Zohar told i24News that were Israel to annex the West Bank, Palestinians would not be able to receive full rights. “The two state solution is dead; what is left is a one-state solution with the Arabs here not as full citizens,” he said, “because full citizenship will let them to vote for the Knesset. They will get all the rights like every citizen except voting for the Knesset.”
Israel has controlled the West Bank since capturing it in the 1967 Six Day War but has never moved to annex any of the territory beyond extending sovereignty to East Jerusalem.
Asked if his vision would still leave Israel as a democracy, Zohar said that he proposed allowing full citizenship for those who fulfilled certain criteria to prove their loyalty to the state, such as joining the army. “I promise you: they (the Palestinians) won’t (want to) serve in the army, they will (prefer to) give up the option to vote. They won’t vote in the Knesset. They would prefer not voting and not contributing to this country, believe me,” he said.
Liberman said that the interview sparked angry opposition from foreign countries, whose leaders called him to clarify the official Israeli position.
“I’ve been getting phone calls from them asking me, ‘What’s the coalition’s position?’ I want to make it very clear, at least concerning my worldview: We need to separate from the Palestinians and not absorb Palestinians into our territory,” he said, citing the vast financial burden of offering “at least citizenship” to 2.7 million people, saying it would immediately cost Israel NIS 20 billion ($5.4 billion).
“Zohar is a leading member of the coalition. I believe he’s the acting chairman of the coalition… I call on members of the Knesset and first and foremost on the coalition to act responsibly and take a clear and firm position,” Liberman added.
Deputy Foreign Minister Tzipi Hotovely (Likud) dismissed Liberman’s warning, saying he was trying “to dictate a reality that has not yet been created in Washington.”
“The current [US] government has not yet formulated its strategic plan for the region… [It is] open to new political thinking and all options are still on the table,” she said.
Speaking to The Times of Israel after the committee meeting, Zohar said that Liberman appeared to have confused Trump’s position with that of the previous administration.
“I would not be so quick to bury US policy toward Israel under Obama’s positions,” he said. “The new administration is relying on Netanyahu to set policy for the good of Israel.”
Despite Zohar’s assertion, coalition lawmakers agreed over the weekend to delay a contentious vote on extending Israeli sovereignty to the Jerusalem-area settlement of Ma’ale Adumim.
Likud MK Yoav Kisch and Jewish Home MK Bezalel Smotrich announced on Friday that at the request of Prime Minister Benjamin Netanyahu, they would postpone putting the annexation bill to the Ministerial Committee for Legislation until March 12.

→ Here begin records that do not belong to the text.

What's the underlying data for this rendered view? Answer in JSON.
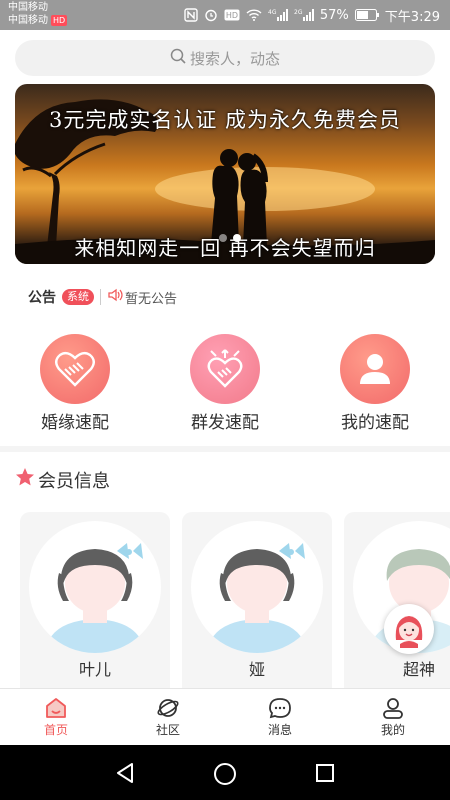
{
  "status_bar": {
    "carrier_1": "中国移动",
    "carrier_2": "中国移动",
    "hd_badge": "HD",
    "battery": "57%",
    "time": "下午3:29",
    "signal_1": "4G",
    "signal_2": "2G"
  },
  "search": {
    "placeholder": "搜索人，动态"
  },
  "banner": {
    "line1": "3元完成实名认证   成为永久免费会员",
    "line2": "来相知网走一回   再不会失望而归",
    "slide_count": 2,
    "active_slide": 1
  },
  "notice": {
    "title": "公告",
    "tag": "系统",
    "text": "暂无公告"
  },
  "quick_match": [
    {
      "label": "婚缘速配",
      "icon": "handshake-heart-icon",
      "color": "#f26a6a"
    },
    {
      "label": "群发速配",
      "icon": "group-send-heart-icon",
      "color": "#f27a8a"
    },
    {
      "label": "我的速配",
      "icon": "user-icon",
      "color": "#f26a6a"
    }
  ],
  "members": {
    "title": "会员信息",
    "items": [
      {
        "name": "叶儿"
      },
      {
        "name": "娅"
      },
      {
        "name": "超神"
      }
    ]
  },
  "tabbar": {
    "items": [
      {
        "label": "首页",
        "icon": "home-icon",
        "active": true
      },
      {
        "label": "社区",
        "icon": "planet-icon",
        "active": false
      },
      {
        "label": "消息",
        "icon": "chat-icon",
        "active": false
      },
      {
        "label": "我的",
        "icon": "profile-icon",
        "active": false
      }
    ]
  },
  "colors": {
    "accent": "#f05a5a",
    "status_bar": "#9a9a9a"
  }
}
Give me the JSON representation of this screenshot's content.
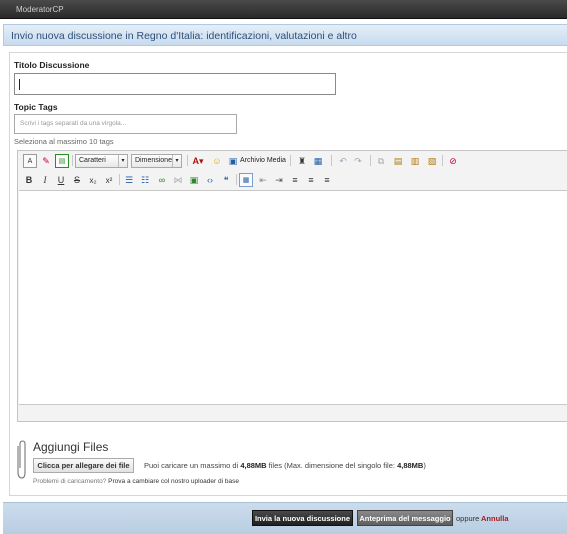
{
  "topbar": {
    "label": "ModeratorCP"
  },
  "header": {
    "title": "Invio nuova discussione in Regno d'Italia: identificazioni, valutazioni e altro"
  },
  "form": {
    "title_label": "Titolo Discussione",
    "title_value": "",
    "tags_label": "Topic Tags",
    "tags_placeholder": "Scrivi i tags separati da una virgola...",
    "tags_hint": "Seleziona al massimo 10 tags"
  },
  "editor": {
    "font_select": "Caratteri",
    "size_select": "Dimensione",
    "media_label": "Archivio Media",
    "body_value": ""
  },
  "attachments": {
    "heading": "Aggiungi Files",
    "upload_button": "Clicca per allegare dei file",
    "info_prefix": "Puoi caricare un massimo di",
    "max_total": "4,88MB",
    "info_mid": "files (Max. dimensione del singolo file:",
    "max_single": "4,88MB",
    "info_suffix": ")",
    "problems_text": "Problemi di caricamento?",
    "problems_link": "Prova a cambiare col nostro uploader di base"
  },
  "actions": {
    "submit": "Invia la nuova discussione",
    "preview": "Anteprima del messaggio",
    "or": "oppure",
    "cancel": "Annulla"
  },
  "colors": {
    "header_text": "#2f4f78",
    "cancel": "#a41c1c"
  }
}
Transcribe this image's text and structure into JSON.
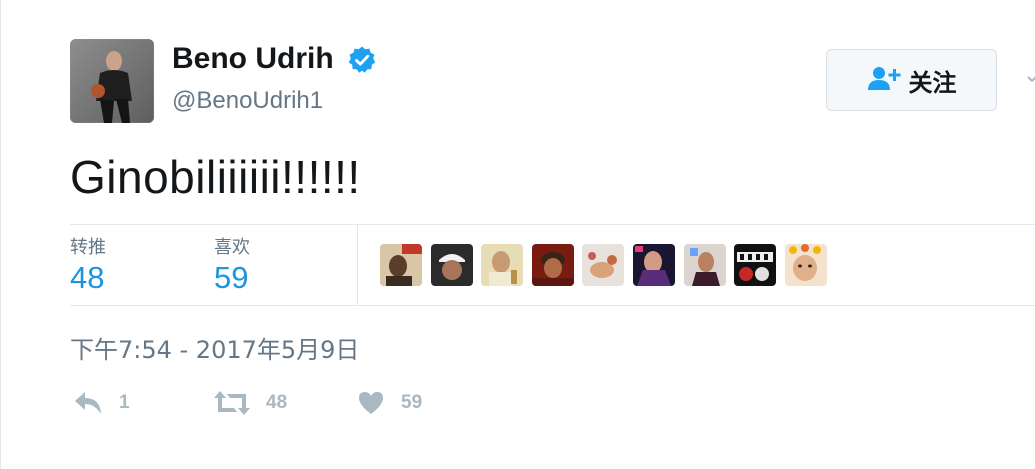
{
  "author": {
    "display_name": "Beno Udrih",
    "handle": "@BenoUdrih1",
    "verified": true
  },
  "follow_button": {
    "label": "关注",
    "icon": "add-user-icon"
  },
  "tweet": {
    "text": "Ginobiliiiiii!!!!!!"
  },
  "stats": {
    "retweets_label": "转推",
    "retweets_value": "48",
    "likes_label": "喜欢",
    "likes_value": "59"
  },
  "timestamp": "下午7:54 - 2017年5月9日",
  "actions": {
    "reply_count": "1",
    "retweet_count": "48",
    "like_count": "59"
  },
  "colors": {
    "link_blue": "#1b95e0",
    "verified_blue": "#1da1f2",
    "text": "#14171a",
    "muted": "#657786",
    "icon_muted": "#aab8c2",
    "border": "#e1e8ed"
  }
}
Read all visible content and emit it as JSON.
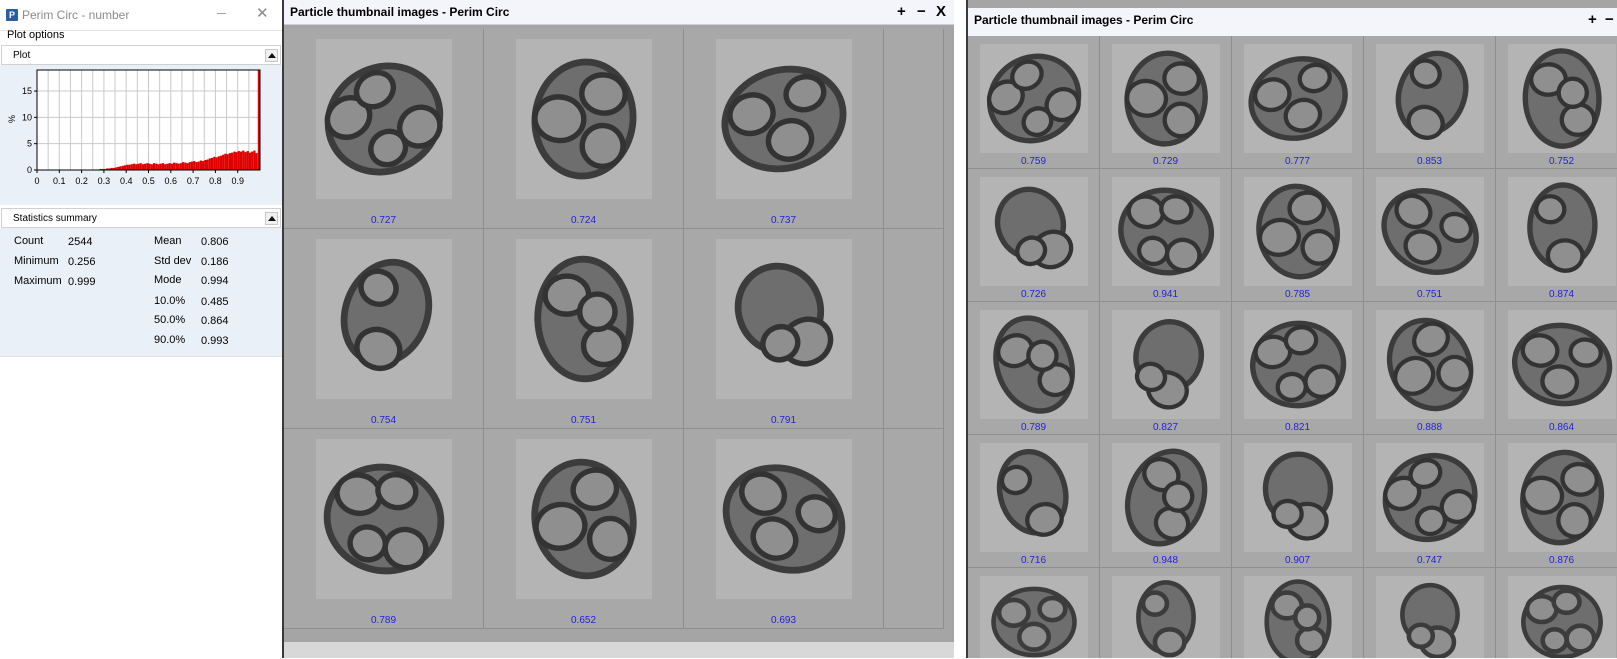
{
  "left_panel": {
    "title": "Perim Circ - number",
    "app_icon": "P",
    "plot_options_label": "Plot options",
    "plot_section_label": "Plot",
    "stats_section_label": "Statistics summary",
    "histogram": {
      "ylabel": "%",
      "ytick_labels": [
        "0",
        "5",
        "10",
        "15"
      ],
      "xtick_labels": [
        "0",
        "0.1",
        "0.2",
        "0.3",
        "0.4",
        "0.5",
        "0.6",
        "0.7",
        "0.8",
        "0.9"
      ]
    },
    "stats": {
      "count_label": "Count",
      "count_value": "2544",
      "min_label": "Minimum",
      "min_value": "0.256",
      "max_label": "Maximum",
      "max_value": "0.999",
      "mean_label": "Mean",
      "mean_value": "0.806",
      "std_label": "Std dev",
      "std_value": "0.186",
      "mode_label": "Mode",
      "mode_value": "0.994",
      "p10_label": "10.0%",
      "p10_value": "0.485",
      "p50_label": "50.0%",
      "p50_value": "0.864",
      "p90_label": "90.0%",
      "p90_value": "0.993"
    },
    "colors": {
      "panel_bg": "#eaf0f7",
      "bars": "#e00000",
      "title_text": "#8a8a8a"
    }
  },
  "chart_data": {
    "type": "bar",
    "title": "",
    "xlabel": "",
    "ylabel": "%",
    "xlim": [
      0,
      1
    ],
    "ylim": [
      0,
      19
    ],
    "grid": true,
    "bin_width": 0.01,
    "bin_starts": [
      0.25,
      0.26,
      0.27,
      0.28,
      0.29,
      0.3,
      0.31,
      0.32,
      0.33,
      0.34,
      0.35,
      0.36,
      0.37,
      0.38,
      0.39,
      0.4,
      0.41,
      0.42,
      0.43,
      0.44,
      0.45,
      0.46,
      0.47,
      0.48,
      0.49,
      0.5,
      0.51,
      0.52,
      0.53,
      0.54,
      0.55,
      0.56,
      0.57,
      0.58,
      0.59,
      0.6,
      0.61,
      0.62,
      0.63,
      0.64,
      0.65,
      0.66,
      0.67,
      0.68,
      0.69,
      0.7,
      0.71,
      0.72,
      0.73,
      0.74,
      0.75,
      0.76,
      0.77,
      0.78,
      0.79,
      0.8,
      0.81,
      0.82,
      0.83,
      0.84,
      0.85,
      0.86,
      0.87,
      0.88,
      0.89,
      0.9,
      0.91,
      0.92,
      0.93,
      0.94,
      0.95,
      0.96,
      0.97,
      0.98,
      0.99
    ],
    "values": [
      0.1,
      0.1,
      0.1,
      0.2,
      0.2,
      0.2,
      0.3,
      0.3,
      0.4,
      0.4,
      0.5,
      0.6,
      0.7,
      0.8,
      0.9,
      1.0,
      1.0,
      1.1,
      1.2,
      1.1,
      1.2,
      1.3,
      1.1,
      1.2,
      1.3,
      1.2,
      1.1,
      1.3,
      1.2,
      1.1,
      1.2,
      1.3,
      1.1,
      1.2,
      1.3,
      1.2,
      1.4,
      1.3,
      1.2,
      1.3,
      1.5,
      1.4,
      1.3,
      1.5,
      1.6,
      1.7,
      1.5,
      1.6,
      1.8,
      1.7,
      1.9,
      2.0,
      2.2,
      2.3,
      2.5,
      2.4,
      2.6,
      2.7,
      2.9,
      3.1,
      3.0,
      3.2,
      3.3,
      3.5,
      3.4,
      3.6,
      3.5,
      3.7,
      3.4,
      3.6,
      3.3,
      3.5,
      3.7,
      3.2,
      19.0
    ]
  },
  "window1": {
    "title": "Particle thumbnail images - Perim Circ",
    "plus_label": "+",
    "minus_label": "−",
    "close_label": "X",
    "values": [
      "0.727",
      "0.724",
      "0.737",
      "0.754",
      "0.751",
      "0.791",
      "0.789",
      "0.652",
      "0.693"
    ]
  },
  "window2": {
    "title": "Particle thumbnail images - Perim Circ",
    "plus_label": "+",
    "minus_label": "−",
    "values": [
      "0.759",
      "0.729",
      "0.777",
      "0.853",
      "0.752",
      "0.726",
      "0.941",
      "0.785",
      "0.751",
      "0.874",
      "0.789",
      "0.827",
      "0.821",
      "0.888",
      "0.864",
      "0.716",
      "0.948",
      "0.907",
      "0.747",
      "0.876"
    ]
  },
  "colors": {
    "value_text": "#1f1fe0",
    "cell_bg": "#a8a8a8",
    "thumb_bg": "#b4b4b4",
    "particle": "#3c3c3c",
    "title_bar": "#f4f4fb"
  }
}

The proposed legislation, vociferously condemned by the international community, has already been postponed several times in recent months. At Washington’s request, it was delayed until after the February meeting between Netanyahu and Trump.

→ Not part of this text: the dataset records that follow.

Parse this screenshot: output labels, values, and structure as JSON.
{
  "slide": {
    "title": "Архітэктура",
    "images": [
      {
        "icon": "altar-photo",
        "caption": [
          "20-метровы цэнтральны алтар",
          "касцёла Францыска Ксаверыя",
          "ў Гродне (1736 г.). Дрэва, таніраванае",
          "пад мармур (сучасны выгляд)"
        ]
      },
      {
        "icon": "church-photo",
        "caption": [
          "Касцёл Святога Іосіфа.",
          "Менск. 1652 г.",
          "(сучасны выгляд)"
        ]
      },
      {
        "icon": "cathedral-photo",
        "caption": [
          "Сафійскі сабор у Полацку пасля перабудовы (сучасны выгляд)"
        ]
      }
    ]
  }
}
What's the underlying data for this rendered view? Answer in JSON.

While Trump has indicated he could be more tolerant of Israeli settlements than the Obama administration was, Netanyahu on Monday reportedly said the two leaders had yet to cement an agreement regarding his government’s policies in the West Bank. At their February press conference, Trump asked Netanyahu to “hold back on settlements for a little bit.”

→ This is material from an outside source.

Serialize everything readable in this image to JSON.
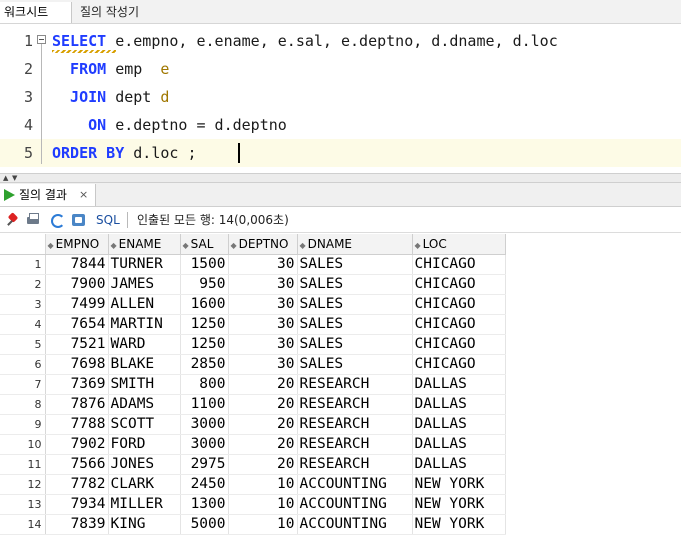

Speaking at a Likud faction meeting last week, Netanyahu confirmed he was working with the White House to establish a “mechanism” for coordinating settlement construction, but added that “things are not as simple as you think they are.”